Return the following data exactly, with all pictures left out.

Interface dataset entries:
= Beginning of Section =

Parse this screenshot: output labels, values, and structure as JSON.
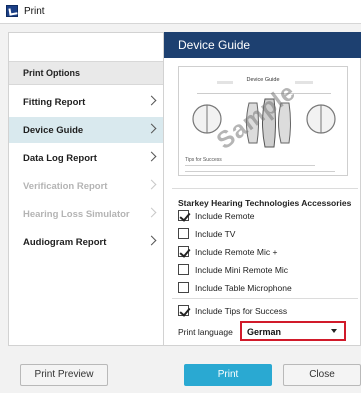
{
  "window": {
    "title": "Print"
  },
  "sidebar": {
    "header": "Print Options",
    "items": [
      {
        "label": "Fitting Report",
        "state": "normal"
      },
      {
        "label": "Device Guide",
        "state": "selected"
      },
      {
        "label": "Data Log Report",
        "state": "normal"
      },
      {
        "label": "Verification Report",
        "state": "disabled"
      },
      {
        "label": "Hearing Loss Simulator",
        "state": "disabled"
      },
      {
        "label": "Audiogram Report",
        "state": "normal"
      }
    ]
  },
  "main": {
    "title": "Device Guide",
    "preview": {
      "doc_title": "Device Guide",
      "tips_heading": "Tips for Success",
      "watermark": "Sample"
    },
    "accessories": {
      "title": "Starkey Hearing Technologies Accessories",
      "options": [
        {
          "label": "Include Remote",
          "checked": true
        },
        {
          "label": "Include TV",
          "checked": false
        },
        {
          "label": "Include Remote Mic +",
          "checked": true
        },
        {
          "label": "Include Mini Remote Mic",
          "checked": false
        },
        {
          "label": "Include Table Microphone",
          "checked": false
        }
      ]
    },
    "tips": {
      "label": "Include Tips for Success",
      "checked": true
    },
    "language": {
      "label": "Print language",
      "value": "German",
      "highlight_color": "#d11a2a"
    }
  },
  "buttons": {
    "print_preview": "Print Preview",
    "print": "Print",
    "close": "Close"
  },
  "colors": {
    "header_bg": "#1d4070",
    "selected_bg": "#d9e9ee",
    "primary_button": "#2aa9d2"
  }
}
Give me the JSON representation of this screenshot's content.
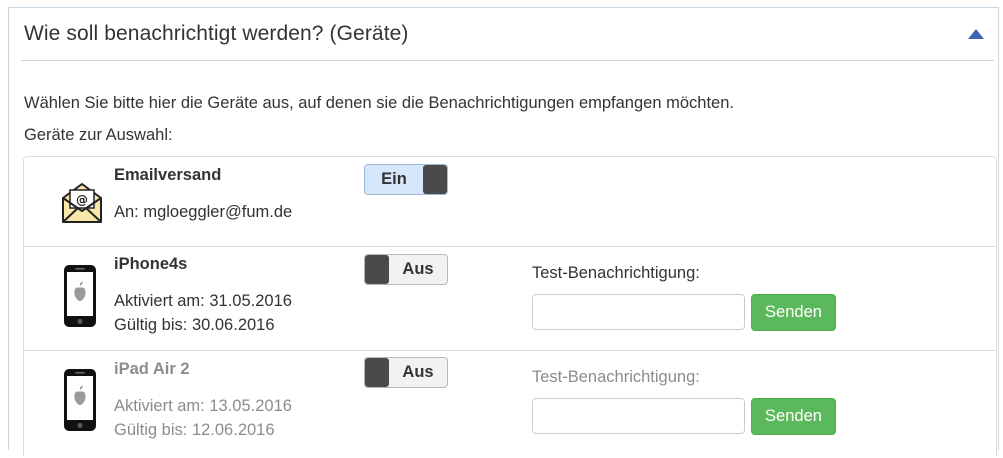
{
  "panel": {
    "title": "Wie soll benachrichtigt werden? (Geräte)",
    "collapse_icon": "triangle-up-icon",
    "accent_color": "#3c64b4"
  },
  "intro_text": "Wählen Sie bitte hier die Geräte aus, auf denen sie die Benachrichtigungen empfangen möchten.",
  "choice_label": "Geräte zur Auswahl:",
  "devices": [
    {
      "name": "Emailversand",
      "icon": "email-envelope-icon",
      "detail": "An: mgloeggler@fum.de",
      "toggle": "Ein",
      "state": "on"
    },
    {
      "name": "iPhone4s",
      "icon": "iphone-icon",
      "activated": "Aktiviert am: 31.05.2016",
      "valid_until": "Gültig bis: 30.06.2016",
      "toggle": "Aus",
      "state": "off",
      "test_label": "Test-Benachrichtigung:",
      "test_value": "",
      "send_label": "Senden"
    },
    {
      "name": "iPad Air 2",
      "icon": "ipad-icon",
      "activated": "Aktiviert am: 13.05.2016",
      "valid_until": "Gültig bis: 12.06.2016",
      "toggle": "Aus",
      "state": "off",
      "test_label": "Test-Benachrichtigung:",
      "test_value": "",
      "send_label": "Senden"
    }
  ],
  "colors": {
    "send_button": "#5cb85c",
    "toggle_on": "#d6e6fb",
    "toggle_knob": "#4a4a4a"
  }
}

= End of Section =

▶ **Reply to the task**:
Parse this screenshot: output labels, values, and structure as JSON.
{
  "window": {
    "title": "Print"
  },
  "sidebar": {
    "header": "Print Options",
    "items": [
      {
        "label": "Fitting Report",
        "state": "normal"
      },
      {
        "label": "Device Guide",
        "state": "selected"
      },
      {
        "label": "Data Log Report",
        "state": "normal"
      },
      {
        "label": "Verification Report",
        "state": "disabled"
      },
      {
        "label": "Hearing Loss Simulator",
        "state": "disabled"
      },
      {
        "label": "Audiogram Report",
        "state": "normal"
      }
    ]
  },
  "main": {
    "title": "Device Guide",
    "preview": {
      "doc_title": "Device Guide",
      "tips_heading": "Tips for Success",
      "watermark": "Sample"
    },
    "accessories": {
      "title": "Starkey Hearing Technologies Accessories",
      "options": [
        {
          "label": "Include Remote",
          "checked": true
        },
        {
          "label": "Include TV",
          "checked": false
        },
        {
          "label": "Include Remote Mic +",
          "checked": true
        },
        {
          "label": "Include Mini Remote Mic",
          "checked": false
        },
        {
          "label": "Include Table Microphone",
          "checked": false
        }
      ]
    },
    "tips": {
      "label": "Include Tips for Success",
      "checked": true
    },
    "language": {
      "label": "Print language",
      "value": "German",
      "highlight_color": "#d11a2a"
    }
  },
  "buttons": {
    "print_preview": "Print Preview",
    "print": "Print",
    "close": "Close"
  },
  "colors": {
    "header_bg": "#1d4070",
    "selected_bg": "#d9e9ee",
    "primary_button": "#2aa9d2"
  }
}
Give me the JSON representation of this screenshot's content.
{
  "panel": {
    "title": "Wie soll benachrichtigt werden? (Geräte)",
    "collapse_icon": "triangle-up-icon",
    "accent_color": "#3c64b4"
  },
  "intro_text": "Wählen Sie bitte hier die Geräte aus, auf denen sie die Benachrichtigungen empfangen möchten.",
  "choice_label": "Geräte zur Auswahl:",
  "devices": [
    {
      "name": "Emailversand",
      "icon": "email-envelope-icon",
      "detail": "An: mgloeggler@fum.de",
      "toggle": "Ein",
      "state": "on"
    },
    {
      "name": "iPhone4s",
      "icon": "iphone-icon",
      "activated": "Aktiviert am: 31.05.2016",
      "valid_until": "Gültig bis: 30.06.2016",
      "toggle": "Aus",
      "state": "off",
      "test_label": "Test-Benachrichtigung:",
      "test_value": "",
      "send_label": "Senden"
    },
    {
      "name": "iPad Air 2",
      "icon": "ipad-icon",
      "activated": "Aktiviert am: 13.05.2016",
      "valid_until": "Gültig bis: 12.06.2016",
      "toggle": "Aus",
      "state": "off",
      "test_label": "Test-Benachrichtigung:",
      "test_value": "",
      "send_label": "Senden"
    }
  ],
  "colors": {
    "send_button": "#5cb85c",
    "toggle_on": "#d6e6fb",
    "toggle_knob": "#4a4a4a"
  }
}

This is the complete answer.